At the Albany where the ousted Speer [Denver] delegation to the State Democratic Convention gathered, it was reported that the Speer band struck up the tune “Tammany,” to the wild cheers of the Denver machine delegates. It was then that the Boss, Speer, rose to address his chums, those black-hatted, hard-hitting party workers who knew more about politics and winning elections than any slew of “progressive” Democrats like T.J. O’Donnels or Tom Pattersons.
Speer told the crowd that he “…would rather be a member of this delegation and out of that convention tonight, than be a member of any delegation in a hundred such conventions.”
“This organization,” Speer continued, “raised over $20,000 two years ago, not a dollar of which came from any corporation and not a single penny from Patterson [the owner of the Rocky, at the time]. The only thing he ever gave to the Democratic Party was trouble and a loud voice denouncing the men who did the real work of the party. Every employee of the city gave twenty-five per cent of his monthly salary. Men came to me, and they are sitting here now, and begged to be allowed to give more. And when I refused to take any more of their money, knowing them to be poor men, they left with tears streaming down their cheeks.” (Oh, my…)
Charles J. Hughes, Jr., the attorney for many of the public utility concerns in Denver at the time–who would become in a few years the U.S. Senator from Colorado–then rose from his chair beside Speer and declared, “I don’t care how they vote in Pueblo and Paonia. I vote in Denver! Let them breakfast on that with what appetite they have left. In Denver! And I mean it! We are still and ever will be true examples of what I have all my life loved to call the ‘unterrified, invincible and terrible Democracy! …And those who jeered, as our delegation marched out of the hall today will shed bitter tears and come to us in prayer before they will ever get our assistance again.”
True to Hughe’s prediction, the Denver machine in November, 1906 elected a Republican, Buchtel, to the Governor’s chair. Indeed, when the tallying of votes was over it was discovered that the Democratic nominee, Alva Adams, lost in every single ward in Denver and Buchtel won in Denver by almost 10,000 votes.
Alice Rohe, a writer for the New York Evening World noted in an article in 1909, “Denver’s Mayor Can Give Tammany Pointers on Absolute Bossism.” She wrote, “For so long has the Tammany tiger reigned supreme as the symbolic figure head of political bossism that a new species of the genus politicus entering the public arena might be regarded with skepticism.
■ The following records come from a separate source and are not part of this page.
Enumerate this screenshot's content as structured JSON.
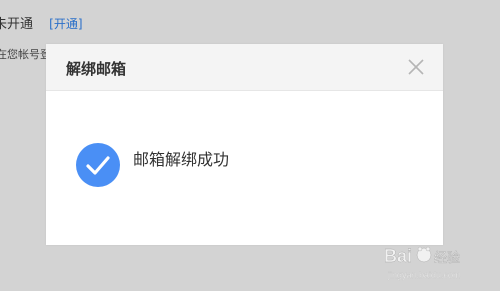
{
  "background": {
    "account_status": "未开通",
    "open_link": "[开通]",
    "account_hint": "在您帐号登"
  },
  "dialog": {
    "title": "解绑邮箱",
    "close_icon": "close-icon",
    "message": "邮箱解绑成功",
    "status_icon": "check-circle-icon",
    "accent_color": "#4a8ff5"
  },
  "watermark": {
    "brand": "Bai",
    "brand2": "du",
    "sub": "经验",
    "url": "jingyan.baidu.com"
  }
}
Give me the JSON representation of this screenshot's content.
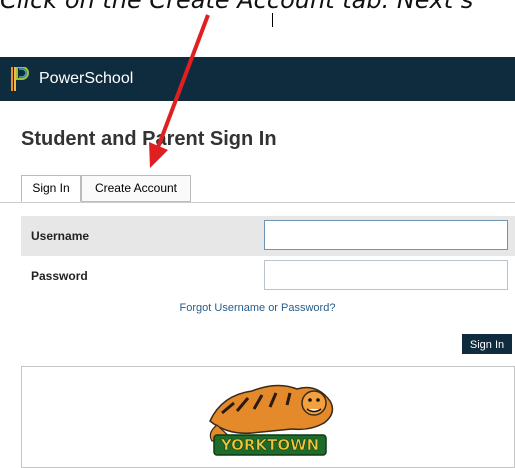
{
  "instruction": {
    "text": "Click on the Create Account tab. Next s"
  },
  "header": {
    "brand": "PowerSchool"
  },
  "page": {
    "title": "Student and Parent Sign In"
  },
  "tabs": [
    {
      "label": "Sign In"
    },
    {
      "label": "Create Account"
    }
  ],
  "form": {
    "username_label": "Username",
    "username_value": "",
    "password_label": "Password",
    "password_value": "",
    "forgot_link": "Forgot Username or Password?",
    "signin_button": "Sign In"
  },
  "logo": {
    "school_text": "YORKTOWN"
  },
  "colors": {
    "topbar": "#0e2c3e",
    "button": "#0e2c3e",
    "link": "#285d8a",
    "arrow": "#e02020"
  }
}
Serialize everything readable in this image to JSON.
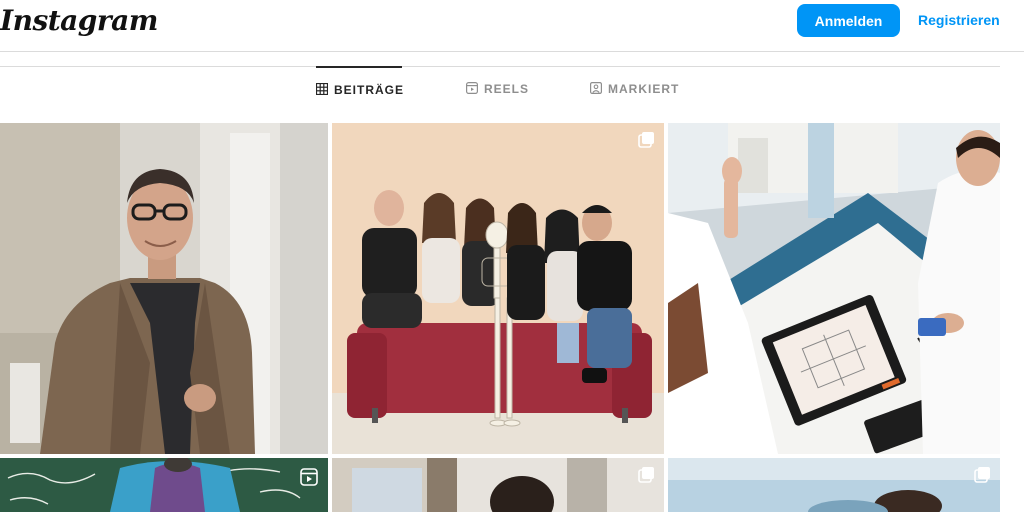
{
  "header": {
    "logo_text": "Instagram",
    "login_label": "Anmelden",
    "register_label": "Registrieren"
  },
  "tabs": [
    {
      "label": "BEITRÄGE",
      "icon": "grid-icon",
      "active": true
    },
    {
      "label": "REELS",
      "icon": "reels-icon",
      "active": false
    },
    {
      "label": "MARKIERT",
      "icon": "tagged-icon",
      "active": false
    }
  ],
  "posts": [
    {
      "type": "photo",
      "badge": null
    },
    {
      "type": "carousel",
      "badge": "carousel-icon"
    },
    {
      "type": "photo",
      "badge": null
    },
    {
      "type": "reel",
      "badge": "reel-icon"
    },
    {
      "type": "carousel",
      "badge": "carousel-icon"
    },
    {
      "type": "carousel",
      "badge": "carousel-icon"
    }
  ],
  "colors": {
    "accent": "#0095f6",
    "border": "#dbdbdb",
    "text": "#262626",
    "muted": "#8e8e8e"
  }
}
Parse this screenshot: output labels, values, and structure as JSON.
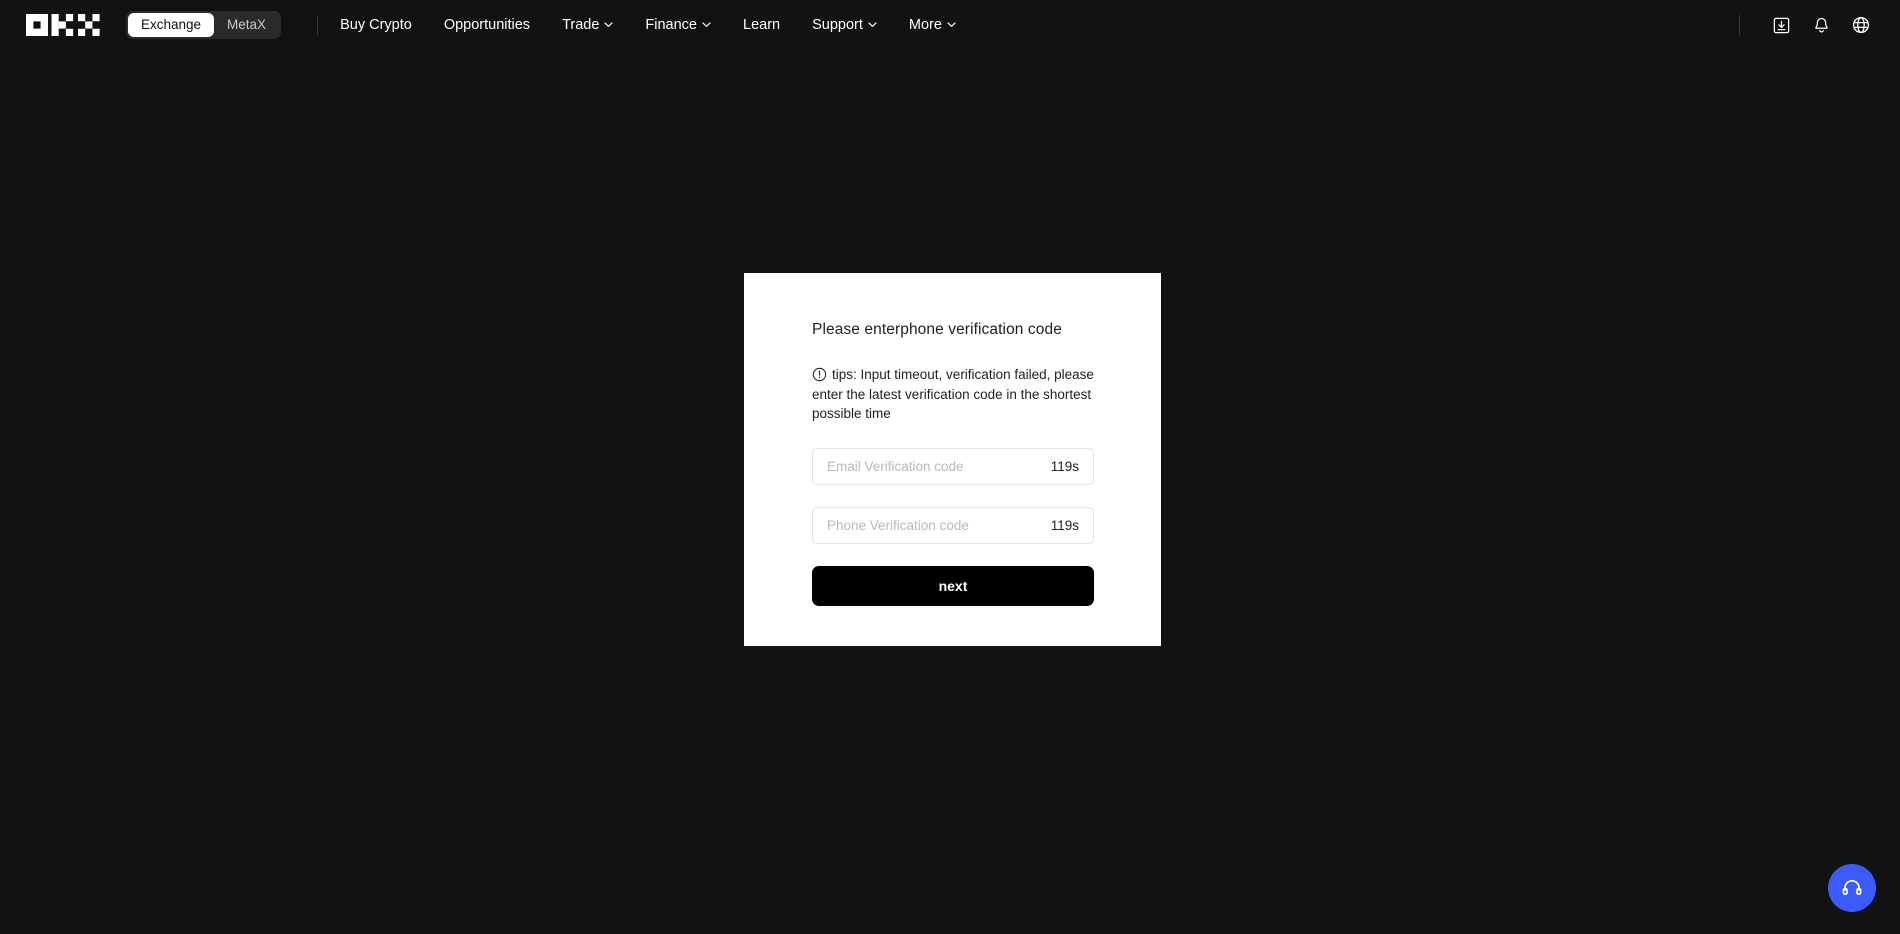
{
  "header": {
    "logo_alt": "okx-logo",
    "product_toggle": {
      "active": "Exchange",
      "options": [
        {
          "label": "Exchange",
          "active": true
        },
        {
          "label": "MetaX",
          "active": false
        }
      ]
    },
    "nav": [
      {
        "label": "Buy Crypto",
        "has_caret": false
      },
      {
        "label": "Opportunities",
        "has_caret": false
      },
      {
        "label": "Trade",
        "has_caret": true
      },
      {
        "label": "Finance",
        "has_caret": true
      },
      {
        "label": "Learn",
        "has_caret": false
      },
      {
        "label": "Support",
        "has_caret": true
      },
      {
        "label": "More",
        "has_caret": true
      }
    ],
    "actions": [
      {
        "icon": "download-icon"
      },
      {
        "icon": "bell-icon"
      },
      {
        "icon": "globe-icon"
      }
    ]
  },
  "card": {
    "title": "Please enterphone verification code",
    "tips_icon": "exclamation-circle-icon",
    "tips_text": "tips: Input timeout, verification failed, please enter the latest verification code in the shortest possible time",
    "fields": [
      {
        "name": "email-verification-code",
        "placeholder": "Email Verification code",
        "value": "",
        "countdown": "119s"
      },
      {
        "name": "phone-verification-code",
        "placeholder": "Phone Verification code",
        "value": "",
        "countdown": "119s"
      }
    ],
    "submit_label": "next"
  },
  "support_fab": {
    "icon": "headset-icon",
    "color": "#3b5bfd"
  },
  "colors": {
    "page_background": "#121212",
    "card_background": "#ffffff",
    "button_background": "#000000",
    "accent_blue": "#3b5bfd",
    "input_border": "#e3e3e3",
    "placeholder": "#b9b9b9"
  }
}
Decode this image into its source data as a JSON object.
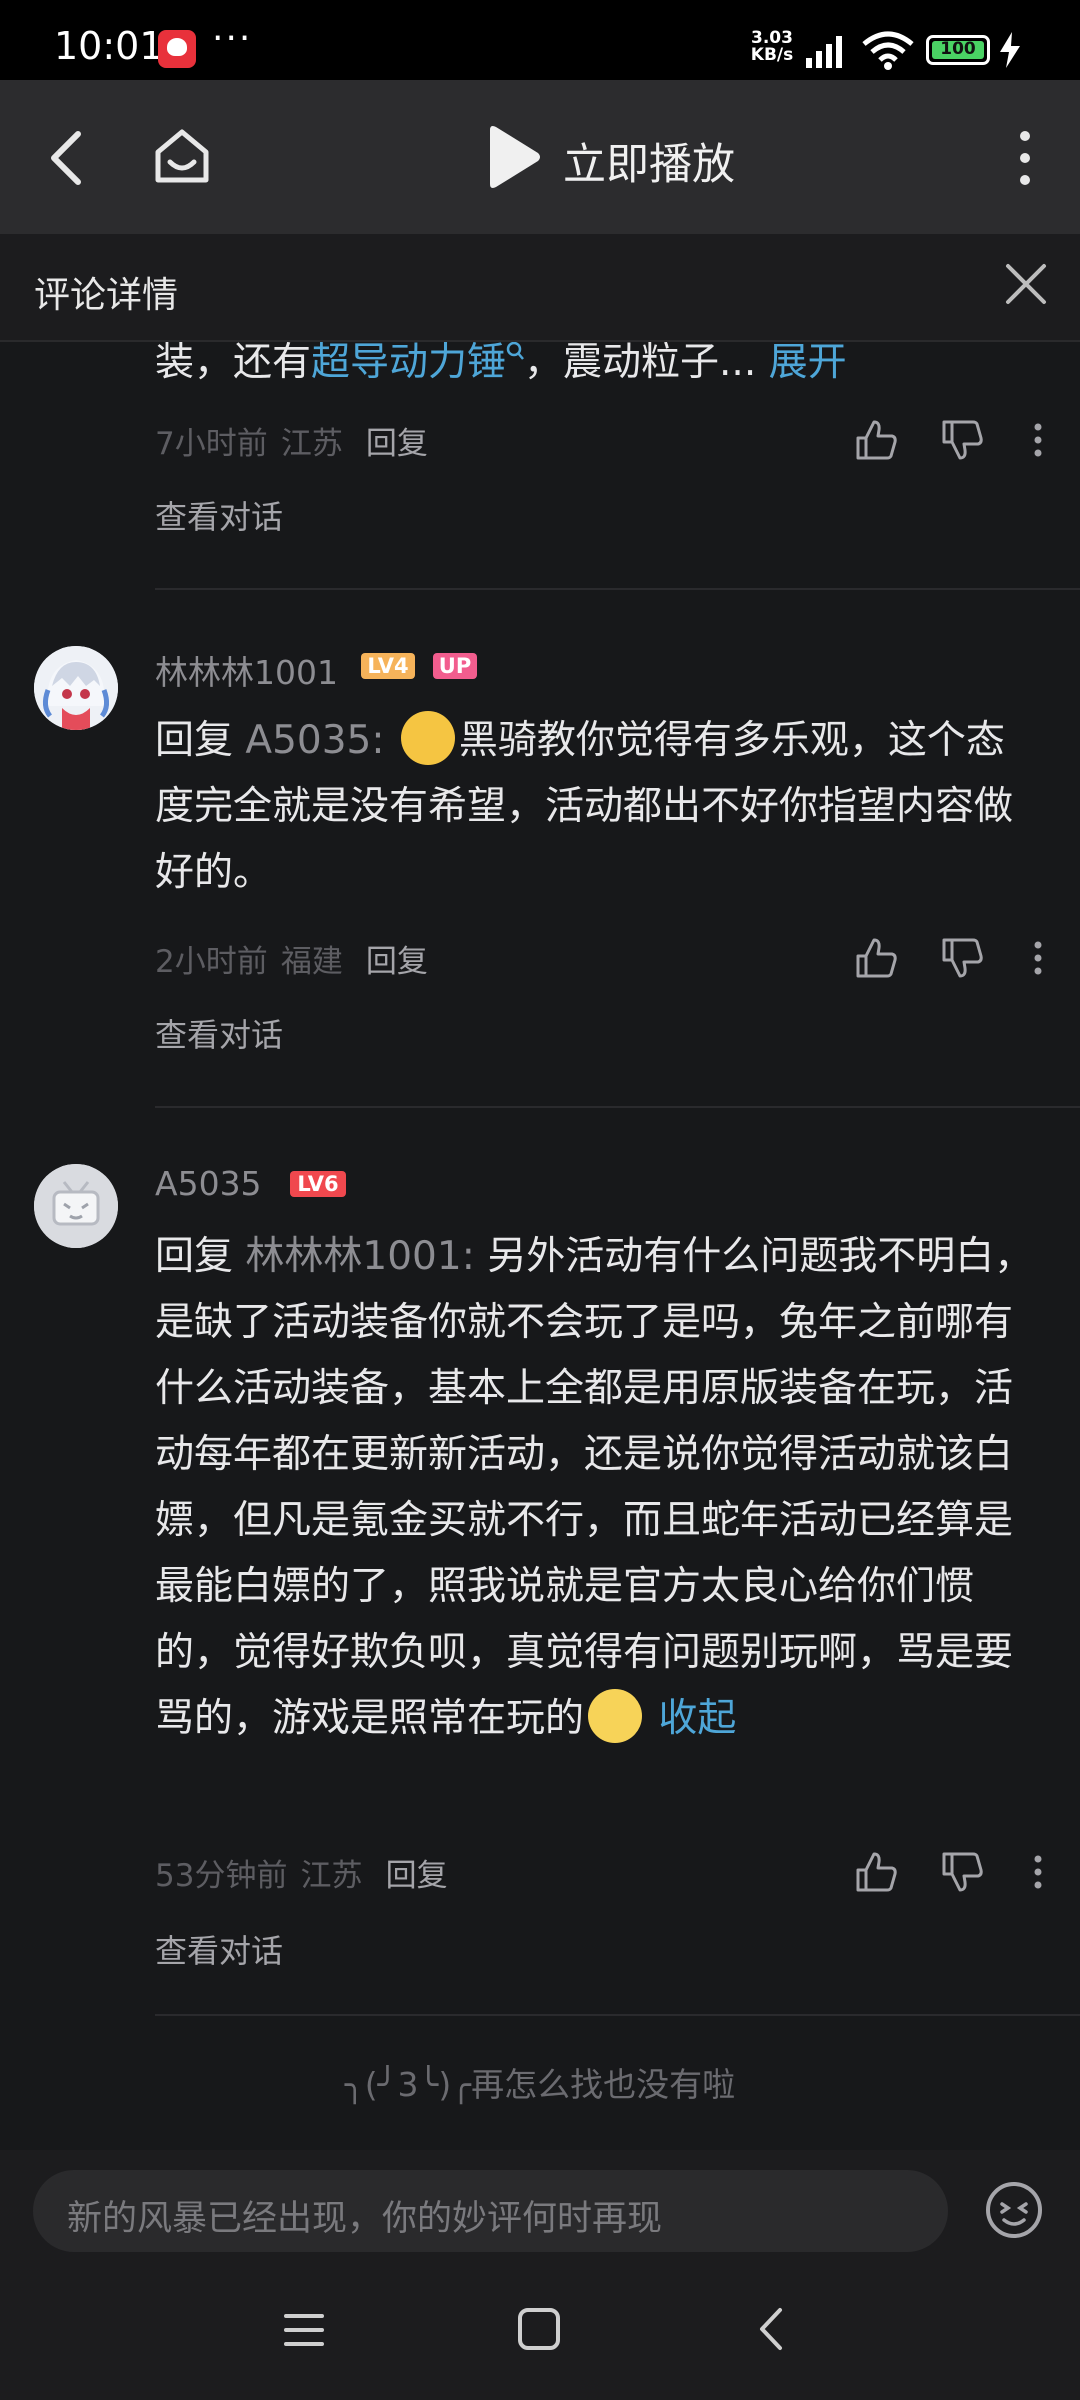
{
  "status_bar": {
    "time": "10:01",
    "dots": "···",
    "speed_value": "3.03",
    "speed_unit": "KB/s",
    "battery": "100"
  },
  "app_bar": {
    "title": "立即播放"
  },
  "panel": {
    "title": "评论详情"
  },
  "comments": [
    {
      "text_prefix": "装，还有",
      "link": "超导动力锤",
      "text_suffix": "，震动粒子...",
      "expand": "展开",
      "time": "7小时前",
      "location": "江苏",
      "reply": "回复",
      "view_conversation": "查看对话"
    },
    {
      "username": "林林林1001",
      "level": "LV4",
      "up_badge": "UP",
      "reply_prefix": "回复",
      "mention": "A5035",
      "colon": ":",
      "text": "黑骑教你觉得有多乐观，这个态度完全就是没有希望，活动都出不好你指望内容做好的。",
      "time": "2小时前",
      "location": "福建",
      "reply": "回复",
      "view_conversation": "查看对话"
    },
    {
      "username": "A5035",
      "level": "LV6",
      "reply_prefix": "回复",
      "mention": "林林林1001",
      "colon": ":",
      "text": "另外活动有什么问题我不明白，是缺了活动装备你就不会玩了是吗，兔年之前哪有什么活动装备，基本上全都是用原版装备在玩，活动每年都在更新新活动，还是说你觉得活动就该白嫖，但凡是氪金买就不行，而且蛇年活动已经算是最能白嫖的了，照我说就是官方太良心给你们惯的，觉得好欺负呗，真觉得有问题别玩啊，骂是要骂的，游戏是照常在玩的",
      "collapse": "收起",
      "time": "53分钟前",
      "location": "江苏",
      "reply": "回复",
      "view_conversation": "查看对话"
    }
  ],
  "end_note": "╮(╯3╰)╭再怎么找也没有啦",
  "input": {
    "placeholder": "新的风暴已经出现，你的妙评何时再现"
  }
}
“There is a mountain lion, however, right in the Western Rockies who could give this long undisputed Tammany tiger a few pointers on absolute bossism.
“…It is said of Denver that it has no political parties, only organizations. And in this mixed-up political situation Mayor Speer rises in his absolutism above them all. He is the dodge of Denver, and political puppets dance to the pulling of the strings in the hands of the big blond man in city hall.
“Although a Democrat, the laisser-faire regime of politics in Colorado, which saw a Democratic Mayor [Speer] and a Republican Governor [Buchtel] elected by the same machinery is only one more proof of the absolutism of the machine boss of city hall, who when party issues become muddled, takes on the standard of ‘independence.'”
This is a fascinating period in Denver’s history. Speer is a fascinating character in Denver’s history. And, the backdrop for the 1908 Democratic National Convention was a city, Denver, where “…when party issues [became] muddle[d]…” relied upon the organization, not the party, to make all right with the world; to put God in his heaven.
We’ll see how this bygone scenario plays out in August, 2008.